Physico-Theology and Taste: 1650-1720
300 Wheeler Hall
Alexander Wragge-Morley, Postdoctoral Fellow, California Institute of Technology
This talk offers a reconsideration of the workings of one of the key claims made in the canonical physico-theological texts published in England between 1650 and 1720. These include works by Robert Boyle, William Derham, Nehemiah Grew and John Ray. It is well known that the physico-theological authors, most of whom were also practising naturalists, urged that physico-theology was distinct from other varieties of natural theology because it depended upon the evidence of the senses to help lead people to a better knowledge of God, and an improved moral disposition. The aim here is to reconsider this fundamental claim in the light of a range of different types of evidence, internal and external to physico-theology, showing that this embodied theology was bound up with concerns about the affective mechanisms of sensation and cognition. Ray and his contemporaries urged that pleasure followed naturally from the apprehension of God’s beautiful and purposeful designs. At the same time, however, they recognised that many people simply failed to experience the pleasures that they found so obvious.

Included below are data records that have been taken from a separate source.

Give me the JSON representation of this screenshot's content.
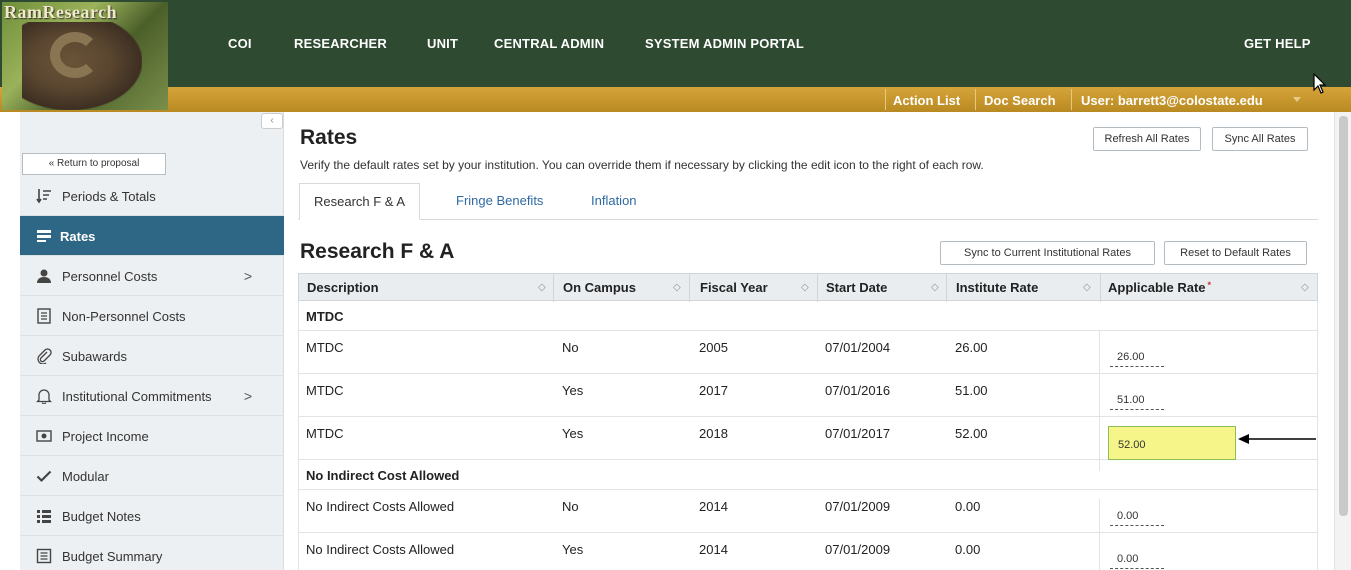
{
  "header": {
    "logo_text": "RamResearch",
    "nav": [
      "COI",
      "RESEARCHER",
      "UNIT",
      "CENTRAL ADMIN",
      "SYSTEM ADMIN PORTAL"
    ],
    "help": "GET HELP",
    "action_list": "Action List",
    "doc_search": "Doc Search",
    "user": "User: barrett3@colostate.edu"
  },
  "sidebar": {
    "return_label": "« Return to proposal",
    "items": [
      {
        "label": "Periods & Totals",
        "icon": "sort-list-icon"
      },
      {
        "label": "Rates",
        "icon": "rates-icon",
        "active": true
      },
      {
        "label": "Personnel Costs",
        "icon": "person-icon",
        "chevron": ">"
      },
      {
        "label": "Non-Personnel Costs",
        "icon": "document-icon"
      },
      {
        "label": "Subawards",
        "icon": "paperclip-icon"
      },
      {
        "label": "Institutional Commitments",
        "icon": "bell-icon",
        "chevron": ">"
      },
      {
        "label": "Project Income",
        "icon": "money-icon"
      },
      {
        "label": "Modular",
        "icon": "checkmark-icon"
      },
      {
        "label": "Budget Notes",
        "icon": "list-icon"
      },
      {
        "label": "Budget Summary",
        "icon": "summary-icon"
      }
    ]
  },
  "main": {
    "title": "Rates",
    "subtitle": "Verify the default rates set by your institution. You can override them if necessary by clicking the edit icon to the right of each row.",
    "refresh_all": "Refresh All Rates",
    "sync_all": "Sync All Rates",
    "tabs": [
      "Research F & A",
      "Fringe Benefits",
      "Inflation"
    ],
    "section_title": "Research F & A",
    "sync_current": "Sync to Current Institutional Rates",
    "reset_default": "Reset to Default Rates",
    "columns": [
      "Description",
      "On Campus",
      "Fiscal Year",
      "Start Date",
      "Institute Rate",
      "Applicable Rate"
    ],
    "required_mark": "*",
    "groups": [
      {
        "name": "MTDC",
        "rows": [
          {
            "description": "MTDC",
            "on_campus": "No",
            "fiscal_year": "2005",
            "start_date": "07/01/2004",
            "institute_rate": "26.00",
            "applicable_rate": "26.00"
          },
          {
            "description": "MTDC",
            "on_campus": "Yes",
            "fiscal_year": "2017",
            "start_date": "07/01/2016",
            "institute_rate": "51.00",
            "applicable_rate": "51.00"
          },
          {
            "description": "MTDC",
            "on_campus": "Yes",
            "fiscal_year": "2018",
            "start_date": "07/01/2017",
            "institute_rate": "52.00",
            "applicable_rate": "52.00",
            "editing": true
          }
        ]
      },
      {
        "name": "No Indirect Cost Allowed",
        "rows": [
          {
            "description": "No Indirect Costs Allowed",
            "on_campus": "No",
            "fiscal_year": "2014",
            "start_date": "07/01/2009",
            "institute_rate": "0.00",
            "applicable_rate": "0.00"
          },
          {
            "description": "No Indirect Costs Allowed",
            "on_campus": "Yes",
            "fiscal_year": "2014",
            "start_date": "07/01/2009",
            "institute_rate": "0.00",
            "applicable_rate": "0.00"
          }
        ]
      }
    ]
  },
  "colors": {
    "header_green": "#2e4a30",
    "gold": "#c99a2e",
    "active_sidebar": "#2e6685",
    "link_blue": "#2f6aa3",
    "edit_highlight": "#f6f58a"
  }
}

This paper will explore the responses offered by Ray and his contemporaries to this difficult dilemma, arguing thatphysico-theology invoked standards of taste, grounded in contemporary discourses about (what we would now call) aesthetic and stylistic judgments. It will also explore the possibility that the emergence of aesthetic theorizing in early eighteenth-century England owed something to the aesthetic-moral claims of physico-theology. (Wragge-Morley)

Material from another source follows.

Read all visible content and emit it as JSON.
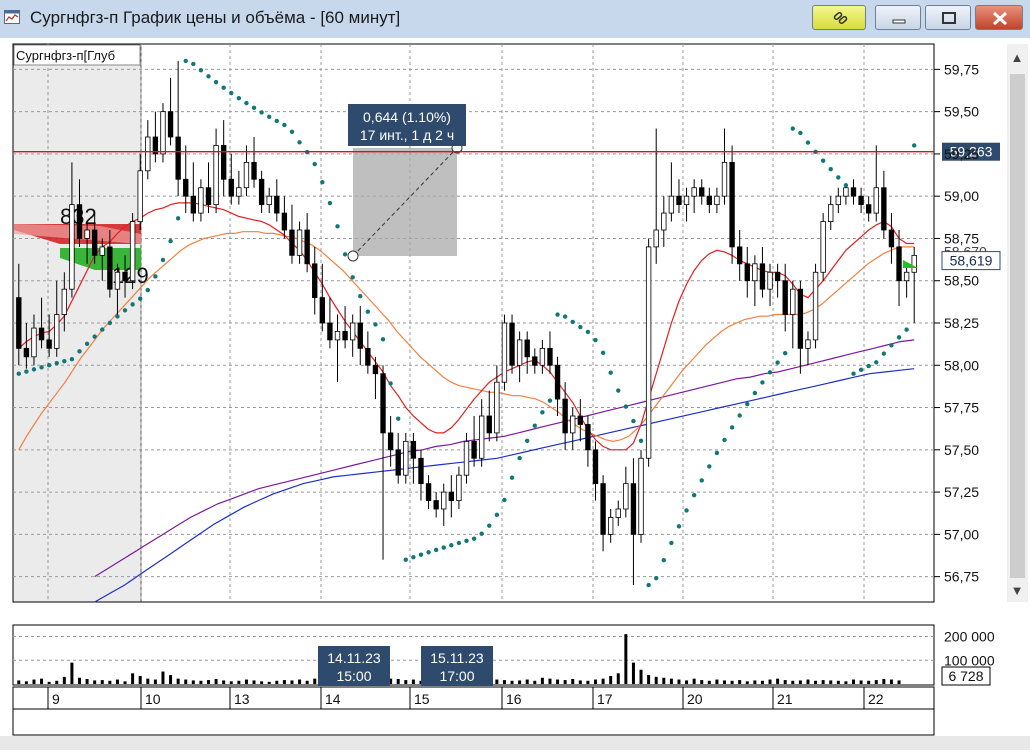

Co-sponsored by the Department of English and the Berkeley Center for the Study of Religion.